The charges come against the officer after a receipt showing he was not on duty was discovered.
Lt. Steven Bagshaw has been working on the force for over 21 years. Most of this time, he has been earning overtime but which has been discovered to be fraudulent.
In a recent investigation that included seven other top cops, it emerged that Bagshaw has been receiving overtime allowances, but for all the time he has been given the money, he was not at work.
According to investigators, in aggregate, Bagshaw received over $8, 628. All these he received, but he was not at work at the Horseshoe Casino.
Although Bagshaw is not the first in history to be paid for what he has not worked for, getting payment for what you have not toiled for is a vice and against moral integrity especially for those who are in the disciplined forces especially the highly respected police department.
When speaking on Bagshaw’s behavior, Kevin Davis is the Baltimore Police Commissioner.

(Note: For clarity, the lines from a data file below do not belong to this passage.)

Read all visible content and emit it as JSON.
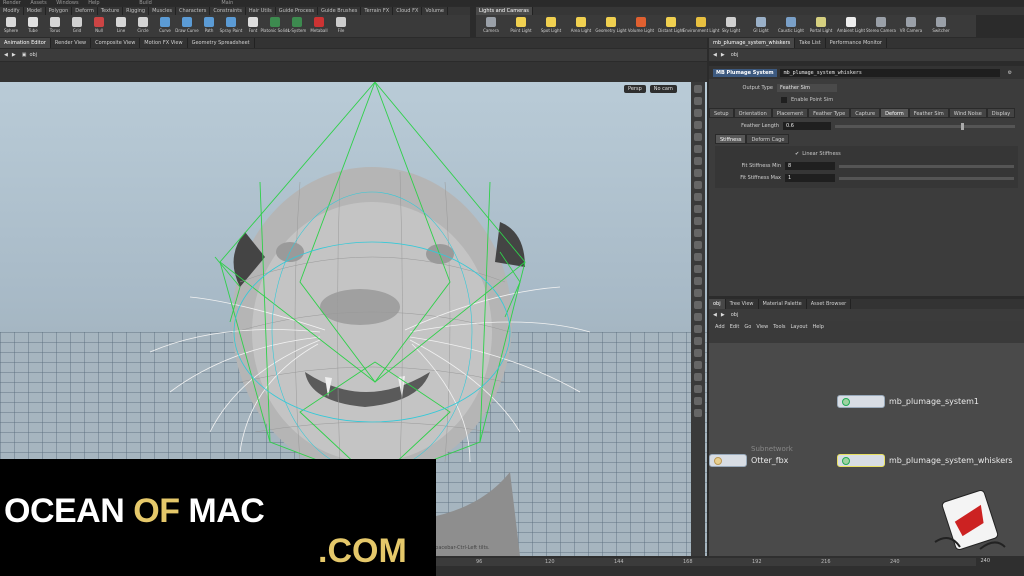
{
  "menubar": [
    "Render",
    "Assets",
    "Windows",
    "Help",
    "Build",
    "Main"
  ],
  "shelf_tabs_left": [
    "Modify",
    "Model",
    "Polygon",
    "Deform",
    "Texture",
    "Rigging",
    "Muscles",
    "Characters",
    "Constraints",
    "Hair Utils",
    "Guide Process",
    "Guide Brushes",
    "Terrain FX",
    "Cloud FX",
    "Volume"
  ],
  "shelf_tabs_right": [
    "Lights and Cameras"
  ],
  "tools_left": [
    {
      "label": "Sphere",
      "color": "#d9d9d9"
    },
    {
      "label": "Tube",
      "color": "#e0e0e0"
    },
    {
      "label": "Torus",
      "color": "#d5d5d5"
    },
    {
      "label": "Grid",
      "color": "#d0d0d0"
    },
    {
      "label": "Null",
      "color": "#cc4444"
    },
    {
      "label": "Line",
      "color": "#d6d6d6"
    },
    {
      "label": "Circle",
      "color": "#d2d2d2"
    },
    {
      "label": "Curve",
      "color": "#5b9bd5"
    },
    {
      "label": "Draw Curve",
      "color": "#5b9bd5"
    },
    {
      "label": "Path",
      "color": "#5b9bd5"
    },
    {
      "label": "Spray Paint",
      "color": "#5b9bd5"
    },
    {
      "label": "Font",
      "color": "#dddddd"
    },
    {
      "label": "Platonic Solids",
      "color": "#3d8a4f"
    },
    {
      "label": "L-System",
      "color": "#3d8a4f"
    },
    {
      "label": "Metaball",
      "color": "#cc3333"
    },
    {
      "label": "File",
      "color": "#cccccc"
    }
  ],
  "tools_right": [
    {
      "label": "Camera",
      "color": "#9aa0a8"
    },
    {
      "label": "Point Light",
      "color": "#f0d050"
    },
    {
      "label": "Spot Light",
      "color": "#f0d050"
    },
    {
      "label": "Area Light",
      "color": "#f0d050"
    },
    {
      "label": "Geometry Light",
      "color": "#f0d050"
    },
    {
      "label": "Volume Light",
      "color": "#e06030"
    },
    {
      "label": "Distant Light",
      "color": "#f0d050"
    },
    {
      "label": "Environment Light",
      "color": "#e8c040"
    },
    {
      "label": "Sky Light",
      "color": "#d0d0d0"
    },
    {
      "label": "GI Light",
      "color": "#9ab0c8"
    },
    {
      "label": "Caustic Light",
      "color": "#7aa0c8"
    },
    {
      "label": "Portal Light",
      "color": "#d6d080"
    },
    {
      "label": "Ambient Light",
      "color": "#eeeeee"
    },
    {
      "label": "Stereo Camera",
      "color": "#9aa0a8"
    },
    {
      "label": "VR Camera",
      "color": "#9aa0a8"
    },
    {
      "label": "Switcher",
      "color": "#9aa0a8"
    }
  ],
  "viewer_tabs": [
    "Animation Editor",
    "Render View",
    "Composite View",
    "Motion FX View",
    "Geometry Spreadsheet"
  ],
  "viewer_path": "obj",
  "viewport": {
    "persp": "Persp",
    "cam": "No cam"
  },
  "param_tabs_top": [
    "mb_plumage_system_whiskers",
    "Take List",
    "Performance Monitor"
  ],
  "param_path": "obj",
  "node": {
    "type": "MB Plumage System",
    "name": "mb_plumage_system_whiskers"
  },
  "output_type": {
    "label": "Output Type",
    "value": "Feather Sim"
  },
  "enable_point_sim": "Enable Point Sim",
  "param_tabs": [
    "Setup",
    "Orientation",
    "Placement",
    "Feather Type",
    "Capture",
    "Deform",
    "Feather Sim",
    "Wind Noise",
    "Display"
  ],
  "feather_length": {
    "label": "Feather Length",
    "value": "0.6",
    "fraction": 0.7
  },
  "sub_tabs": [
    "Stiffness",
    "Deform Cage"
  ],
  "linear_stiffness": "Linear Stiffness",
  "fit_min": {
    "label": "Fit Stiffness Min",
    "value": "8"
  },
  "fit_max": {
    "label": "Fit Stiffness Max",
    "value": "1"
  },
  "network_tabs": [
    "obj",
    "Tree View",
    "Material Palette",
    "Asset Browser"
  ],
  "network_path": "obj",
  "network_menu": [
    "Add",
    "Edit",
    "Go",
    "View",
    "Tools",
    "Layout",
    "Help"
  ],
  "nodes": [
    {
      "name": "mb_plumage_system1"
    },
    {
      "name": "mb_plumage_system_whiskers"
    },
    {
      "name": "Otter_fbx",
      "subtitle": "Subnetwork"
    }
  ],
  "timeline_ticks": [
    "96",
    "120",
    "144",
    "168",
    "192",
    "216",
    "240"
  ],
  "frame_end": "240",
  "status_hint": "Spacebar-Ctrl-Left tilts.",
  "watermark": {
    "ocean": "OCEAN",
    "of": "OF",
    "mac": "MAC",
    "com": ".COM"
  }
}
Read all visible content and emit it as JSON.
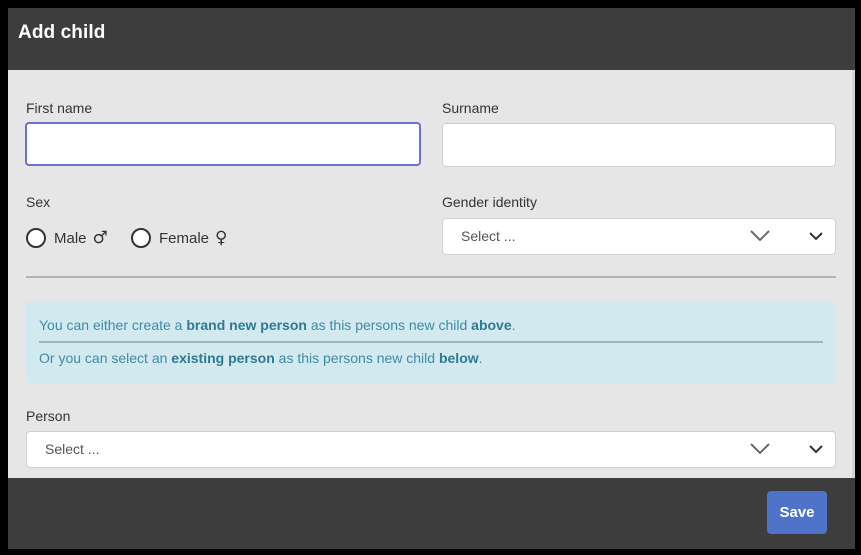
{
  "dialog": {
    "title": "Add child"
  },
  "form": {
    "first_name": {
      "label": "First name",
      "value": "",
      "placeholder": ""
    },
    "surname": {
      "label": "Surname",
      "value": "",
      "placeholder": ""
    },
    "sex": {
      "label": "Sex",
      "options": [
        {
          "label": "Male",
          "glyph": "♂",
          "selected": false
        },
        {
          "label": "Female",
          "glyph": "♀",
          "selected": false
        }
      ]
    },
    "gender_identity": {
      "label": "Gender identity",
      "placeholder": "Select ..."
    },
    "person": {
      "label": "Person",
      "placeholder": "Select ..."
    }
  },
  "info": {
    "line1": {
      "pre": "You can either create a ",
      "strong1": "brand new person",
      "mid": " as this persons new child ",
      "strong2": "above",
      "post": "."
    },
    "line2": {
      "pre": "Or you can select an ",
      "strong1": "existing person",
      "mid": " as this persons new child ",
      "strong2": "below",
      "post": "."
    }
  },
  "footer": {
    "save_label": "Save"
  },
  "colors": {
    "header_bg": "#3d3d3d",
    "body_bg": "#e6e6e6",
    "focus_border": "#6e6fd6",
    "info_bg": "#d2e9f0",
    "info_text": "#3f8ba3",
    "save_bg": "#4f73c8"
  },
  "icons": {
    "select_chevron": "chevron-down-icon"
  }
}
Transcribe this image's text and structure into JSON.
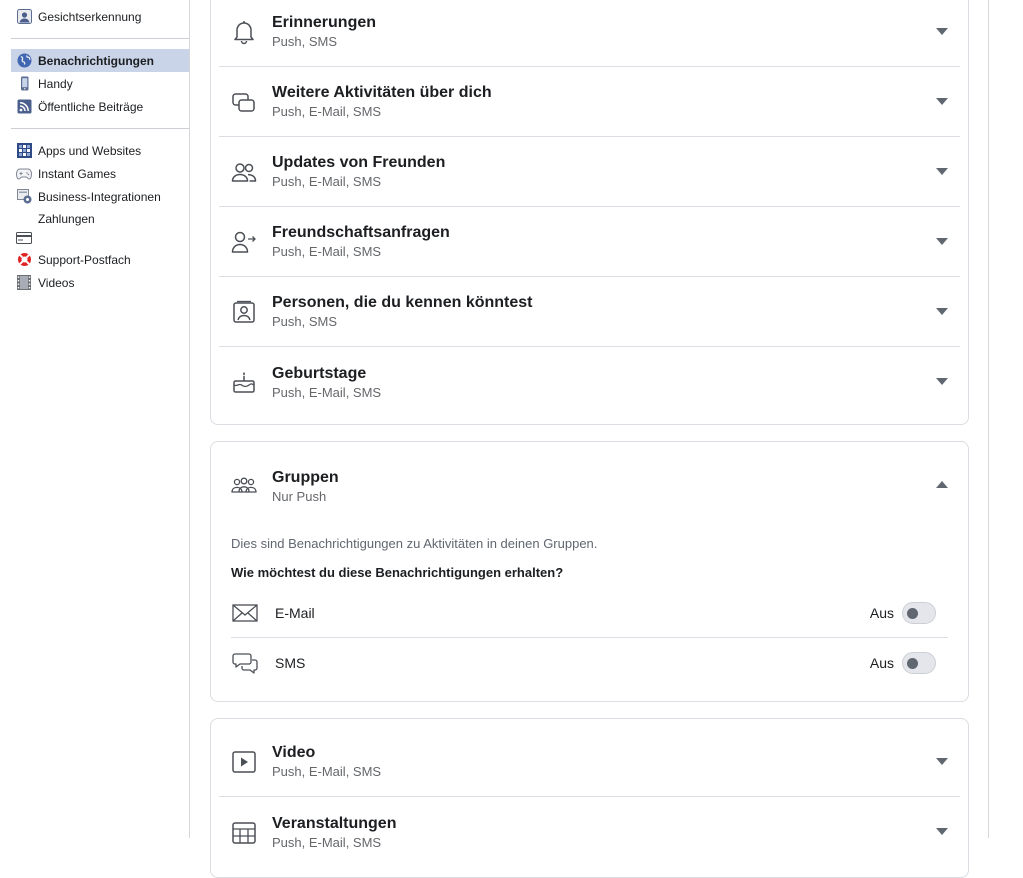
{
  "sidebar": {
    "items_top": [
      {
        "label": "Gesichtserkennung",
        "icon": "face-recognition-icon"
      }
    ],
    "items_mid": [
      {
        "label": "Benachrichtigungen",
        "icon": "globe-icon",
        "active": true
      },
      {
        "label": "Handy",
        "icon": "phone-icon"
      },
      {
        "label": "Öffentliche Beiträge",
        "icon": "rss-icon"
      }
    ],
    "items_bottom": [
      {
        "label": "Apps und Websites",
        "icon": "apps-icon"
      },
      {
        "label": "Instant Games",
        "icon": "gamepad-icon"
      },
      {
        "label": "Business-Integrationen",
        "icon": "business-gear-icon"
      },
      {
        "label": "Zahlungen",
        "icon": "credit-card-icon"
      },
      {
        "label": "Support-Postfach",
        "icon": "lifebuoy-icon"
      },
      {
        "label": "Videos",
        "icon": "film-icon"
      }
    ]
  },
  "card1": {
    "rows": [
      {
        "title": "Erinnerungen",
        "sub": "Push, SMS",
        "icon": "bell-icon"
      },
      {
        "title": "Weitere Aktivitäten über dich",
        "sub": "Push, E-Mail, SMS",
        "icon": "activity-windows-icon"
      },
      {
        "title": "Updates von Freunden",
        "sub": "Push, E-Mail, SMS",
        "icon": "friends-icon"
      },
      {
        "title": "Freundschaftsanfragen",
        "sub": "Push, E-Mail, SMS",
        "icon": "friend-request-icon"
      },
      {
        "title": "Personen, die du kennen könntest",
        "sub": "Push, SMS",
        "icon": "person-card-icon"
      },
      {
        "title": "Geburtstage",
        "sub": "Push, E-Mail, SMS",
        "icon": "birthday-cake-icon"
      }
    ]
  },
  "groups": {
    "title": "Gruppen",
    "sub": "Nur Push",
    "icon": "groups-icon",
    "description": "Dies sind Benachrichtigungen zu Aktivitäten in deinen Gruppen.",
    "question": "Wie möchtest du diese Benachrichtigungen erhalten?",
    "options": [
      {
        "label": "E-Mail",
        "state": "Aus",
        "icon": "envelope-icon",
        "on": false
      },
      {
        "label": "SMS",
        "state": "Aus",
        "icon": "chat-bubbles-icon",
        "on": false
      }
    ]
  },
  "card3": {
    "rows": [
      {
        "title": "Video",
        "sub": "Push, E-Mail, SMS",
        "icon": "video-play-icon"
      },
      {
        "title": "Veranstaltungen",
        "sub": "Push, E-Mail, SMS",
        "icon": "calendar-icon"
      }
    ]
  }
}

He said that there is no time in history the police department will tolerate such heinous acts of receiving public money in the name of offering services to them when in the real sense one is relaxed in his house or busy doing something else that only benefits him and his family, not those who pay him.
“Such heinous incidences jeopardize the trust the public should have the police department,” Davis warned. Read about the one person that died in a shooting on the Las Vegas Strip.
The police commissioner added that it is a pity that some men and women in uniform have decided to do contrary to the code of conduct that is supposed to govern those in uniform who are to be trusted.
“It is expected that anyone in uniform especially in the disciplined force especially who works with the agency should be cautious not to engage in such a habit. We will not at any time act with leniency when it comes to such behavior,” Davis added.
This situation is so far the first case of its kind brought by the Baltimore Police Department against one of their own. Now that there is evidence that Lt. Bagshaw was not on duty during a time he was paid over $8, 000, it is not clear what the fine will be or whether he is going to jail or both.
Whatever the case, the chances are that he will be forced to pay back the amount that he illegally received claiming that he was at work.
In other countries where such incidents are rampant, police officers continue to receive salary allowances long after they have been dismissed from duty. However, with modern mechanical and technological advancements, a majority gets caught in their first month of an attempt.